Not only has Apple proceeded to do precisely those things, the company may be preparing to make yet another massive pivot in video streaming.
Apple needs quantity now
Apple TV+ thus far has only featured exclusive content that Apple has spent years and billions of dollars developing. But building up a catalog of original content takes a long time, and the service's offerings are fairly sparse compared to the competition. Disney (NYSE:DIS) has literal decades' worth of shows and movies that are included in Disney+, which launched around the same time as Apple TV+ last year.
It already seemed that the iPhone maker recognized that Apple TV+ was not particularly competitive, which is why it's been giving away a free year of service bundled with certain hardware purchases.

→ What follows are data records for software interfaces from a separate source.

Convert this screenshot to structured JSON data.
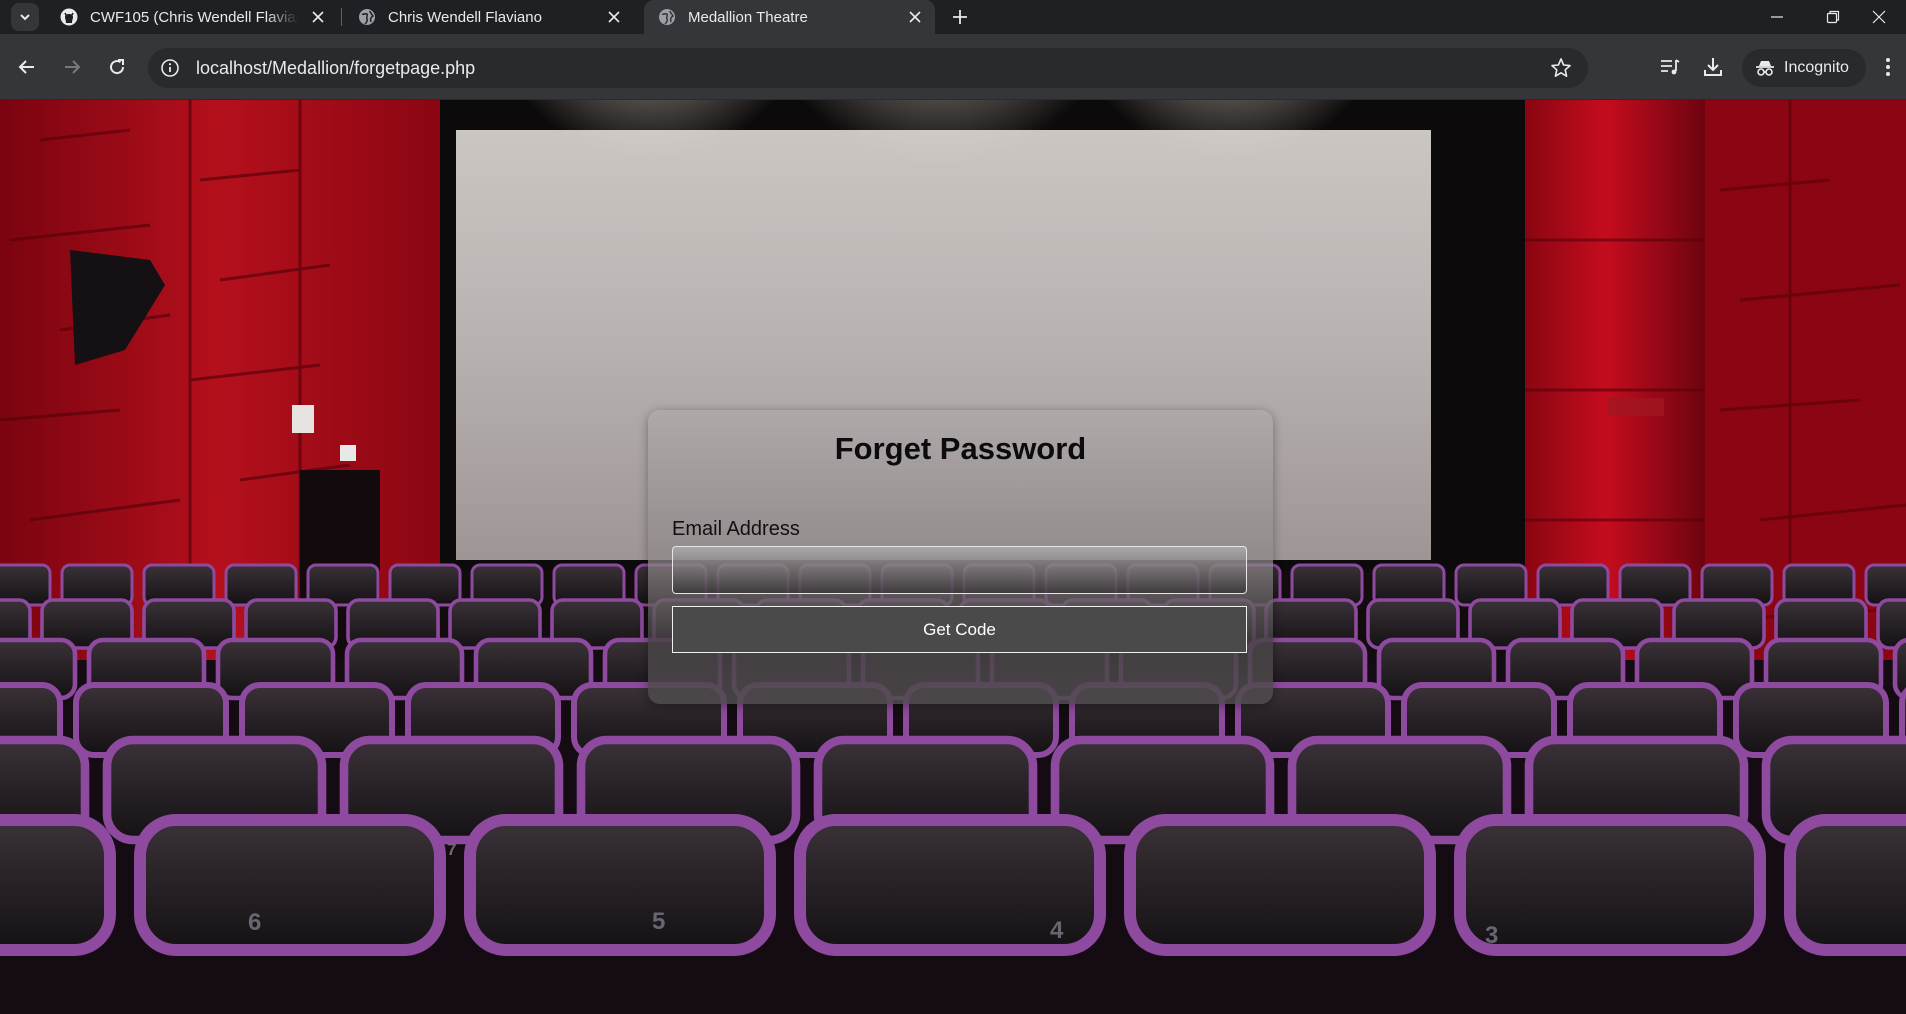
{
  "browser": {
    "tabs": [
      {
        "title": "CWF105 (Chris Wendell Flaviano",
        "icon": "github-icon"
      },
      {
        "title": "Chris Wendell Flaviano",
        "icon": "globe-icon"
      },
      {
        "title": "Medallion Theatre",
        "icon": "globe-icon",
        "active": true
      }
    ],
    "url": "localhost/Medallion/forgetpage.php",
    "profile_label": "Incognito"
  },
  "form": {
    "title": "Forget Password",
    "email_label": "Email Address",
    "email_value": "",
    "submit_label": "Get Code"
  },
  "seats": {
    "numbers": [
      "7",
      "6",
      "5",
      "4",
      "3"
    ]
  },
  "colors": {
    "wall_red": "#a8000f",
    "seat_purple": "#8e4a9e",
    "button_bg": "#4a4a4a"
  }
}
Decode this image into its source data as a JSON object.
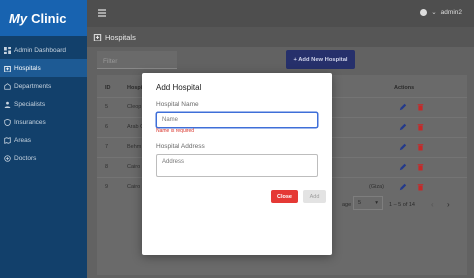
{
  "brand": {
    "my": "My",
    "clinic": "Clinic"
  },
  "sidebar": {
    "items": [
      {
        "label": "Admin Dashboard",
        "icon": "dashboard-icon",
        "active": false
      },
      {
        "label": "Hospitals",
        "icon": "hospital-icon",
        "active": true
      },
      {
        "label": "Departments",
        "icon": "departments-icon",
        "active": false
      },
      {
        "label": "Specialists",
        "icon": "specialists-icon",
        "active": false
      },
      {
        "label": "Insurances",
        "icon": "insurance-icon",
        "active": false
      },
      {
        "label": "Areas",
        "icon": "areas-icon",
        "active": false
      },
      {
        "label": "Doctors",
        "icon": "doctors-icon",
        "active": false
      }
    ]
  },
  "topbar": {
    "username": "admin2",
    "caret": "⌄"
  },
  "page": {
    "title": "Hospitals"
  },
  "toolbar": {
    "filter_placeholder": "Filter",
    "add_label": "+  Add New Hospital"
  },
  "table": {
    "headers": {
      "id": "ID",
      "name": "Hospit",
      "actions": "Actions"
    },
    "rows": [
      {
        "id": "5",
        "name": "Cleop"
      },
      {
        "id": "6",
        "name": "Arab C"
      },
      {
        "id": "7",
        "name": "Behm"
      },
      {
        "id": "8",
        "name": "Cairo"
      },
      {
        "id": "9",
        "name": "Cairo",
        "address_tail": "(Giza)"
      }
    ],
    "pager": {
      "per_page_label": "age",
      "per_page_value": "5",
      "range": "1 – 5 of 14"
    }
  },
  "modal": {
    "title": "Add Hospital",
    "name_label": "Hospital Name",
    "name_placeholder": "Name",
    "name_error": "Name is required",
    "address_label": "Hospital Address",
    "address_placeholder": "Address",
    "close_label": "Close",
    "add_label": "Add"
  },
  "colors": {
    "sidebar": "#12406b",
    "brand": "#1863b0",
    "accent": "#26306b",
    "danger": "#e53935"
  }
}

Apple TV+ normally costs $5 per month, but even that's a tough sell compared to Disney+'s price of $7 per month given how much more you get from the latter platform.
In an effort to compensate for the lack of quantity, Apple is reportedly acquiring older licensed content to include in Apple TV+, according to AdAge and Bloomberg. Cue had said last year that the focus would initially be on quality over quantity, but quality alone might not be enough to compete in the video-streaming wars, even with A-list talent like Chris Evans or Jennifer Aniston.
We're not talking about any major blockbuster franchises, according to the report. Cultural mainstays like Friends or The Office can fetch licensing fees in the hundreds of millions. Streaming leader Netflix initially started off with licensed content before expanding into original content early on.
A changing landscape
More broadly, there has been a shift in the streaming landscape, as just about every media company is pulling back on licensing content to third-party services in order to keep those shows and movies exclusive to their own streaming platforms that have either already launched or are about to debut.
Comcast's (NASDAQ:CMCS.A) Peacock service launches broadly this summer, which will eventually be the exclusive streaming home to NBC shows like The Office once existing licensing agreements expire. Despite using an ad-free model, Disney+ ran a one-time promotion at launch for Lionsgate's Starz as a concession in order to get the streaming rights back for its own movies, most notably Star Wars installments.
Ever since Apple emerged as a prominent buyer in Hollywood in recent years, the price for original content has been climbing higher. With the market for licensed content contracting, Apple might be able to score more stuff to watch for reasonable licensing fees. Will it be enough to get people to actually pay for Apple TV+ out of pocket?